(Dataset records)
Start of Block

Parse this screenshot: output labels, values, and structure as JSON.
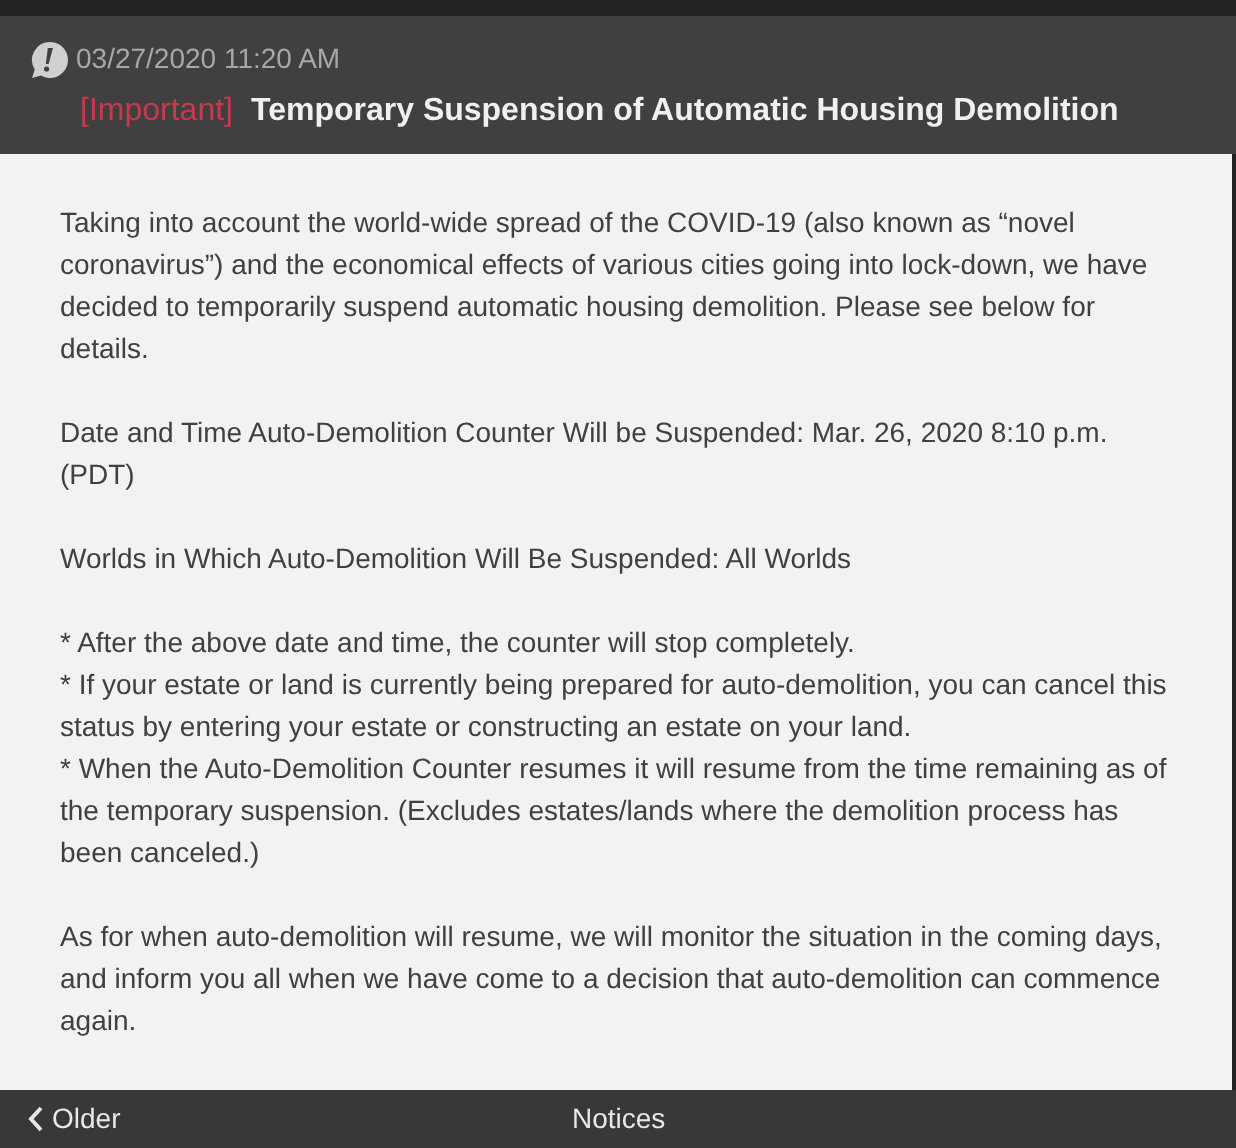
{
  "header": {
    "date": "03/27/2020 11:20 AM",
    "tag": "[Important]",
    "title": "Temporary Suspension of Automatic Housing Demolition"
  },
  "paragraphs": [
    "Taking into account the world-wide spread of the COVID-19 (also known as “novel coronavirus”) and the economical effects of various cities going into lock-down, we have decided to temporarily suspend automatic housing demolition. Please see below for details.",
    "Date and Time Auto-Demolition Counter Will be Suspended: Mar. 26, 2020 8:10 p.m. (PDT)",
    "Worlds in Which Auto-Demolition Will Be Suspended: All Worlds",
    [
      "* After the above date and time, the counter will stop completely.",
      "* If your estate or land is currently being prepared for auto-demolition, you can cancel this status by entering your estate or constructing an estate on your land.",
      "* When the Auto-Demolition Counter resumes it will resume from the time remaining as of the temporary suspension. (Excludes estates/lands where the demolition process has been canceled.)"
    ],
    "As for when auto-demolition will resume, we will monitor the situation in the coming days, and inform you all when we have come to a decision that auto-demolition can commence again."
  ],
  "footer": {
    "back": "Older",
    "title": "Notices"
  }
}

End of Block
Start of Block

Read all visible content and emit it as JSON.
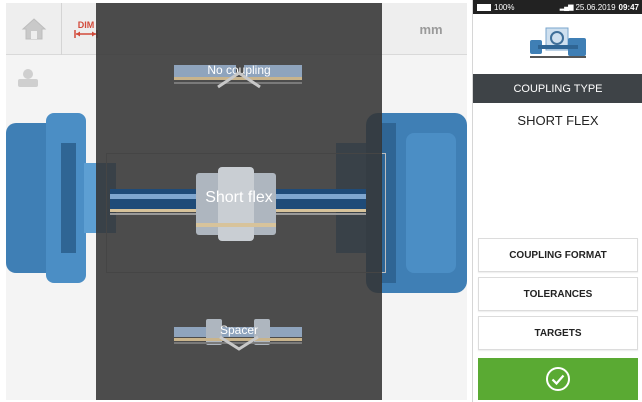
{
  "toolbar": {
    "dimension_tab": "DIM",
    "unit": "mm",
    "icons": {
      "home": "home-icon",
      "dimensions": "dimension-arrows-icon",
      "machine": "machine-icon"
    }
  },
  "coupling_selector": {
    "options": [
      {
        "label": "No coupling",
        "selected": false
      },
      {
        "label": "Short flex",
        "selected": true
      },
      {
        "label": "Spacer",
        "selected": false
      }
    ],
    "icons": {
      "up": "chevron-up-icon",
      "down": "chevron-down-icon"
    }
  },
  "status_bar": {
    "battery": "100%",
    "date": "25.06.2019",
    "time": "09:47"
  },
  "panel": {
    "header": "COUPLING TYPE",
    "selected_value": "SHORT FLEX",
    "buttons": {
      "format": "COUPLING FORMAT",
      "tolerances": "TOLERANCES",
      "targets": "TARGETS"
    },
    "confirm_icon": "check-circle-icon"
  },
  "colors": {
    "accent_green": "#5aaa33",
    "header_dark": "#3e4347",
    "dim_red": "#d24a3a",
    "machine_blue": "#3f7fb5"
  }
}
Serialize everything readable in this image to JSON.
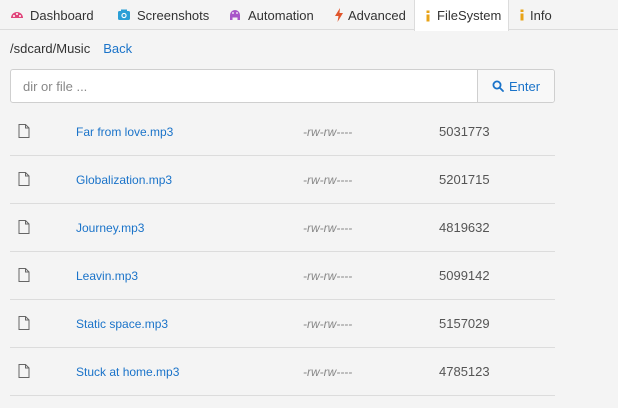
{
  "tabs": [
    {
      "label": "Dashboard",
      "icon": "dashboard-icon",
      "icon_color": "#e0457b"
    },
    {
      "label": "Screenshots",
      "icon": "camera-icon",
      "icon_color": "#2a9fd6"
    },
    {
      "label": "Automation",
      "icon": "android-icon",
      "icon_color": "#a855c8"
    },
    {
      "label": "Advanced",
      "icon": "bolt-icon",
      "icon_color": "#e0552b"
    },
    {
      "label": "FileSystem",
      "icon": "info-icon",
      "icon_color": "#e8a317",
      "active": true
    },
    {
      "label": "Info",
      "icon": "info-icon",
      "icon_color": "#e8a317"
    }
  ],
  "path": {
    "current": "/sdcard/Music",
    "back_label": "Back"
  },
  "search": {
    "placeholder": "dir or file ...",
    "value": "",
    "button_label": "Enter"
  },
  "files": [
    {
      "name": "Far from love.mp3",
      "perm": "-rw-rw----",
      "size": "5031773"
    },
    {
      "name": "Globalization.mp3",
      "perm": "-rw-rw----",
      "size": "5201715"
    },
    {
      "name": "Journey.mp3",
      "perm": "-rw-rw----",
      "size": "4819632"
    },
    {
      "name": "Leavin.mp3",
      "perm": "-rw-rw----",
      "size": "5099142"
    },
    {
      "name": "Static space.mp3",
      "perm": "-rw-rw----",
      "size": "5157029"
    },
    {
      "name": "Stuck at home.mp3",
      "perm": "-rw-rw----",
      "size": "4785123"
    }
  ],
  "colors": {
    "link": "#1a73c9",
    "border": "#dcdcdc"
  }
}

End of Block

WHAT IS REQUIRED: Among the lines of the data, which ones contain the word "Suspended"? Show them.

OUTPUT FOR THIS EXERCISE:
    "Date and Time Auto-Demolition Counter Will be Suspended: Mar. 26, 2020 8:10 p.m. (PDT)",
    "Worlds in Which Auto-Demolition Will Be Suspended: All Worlds",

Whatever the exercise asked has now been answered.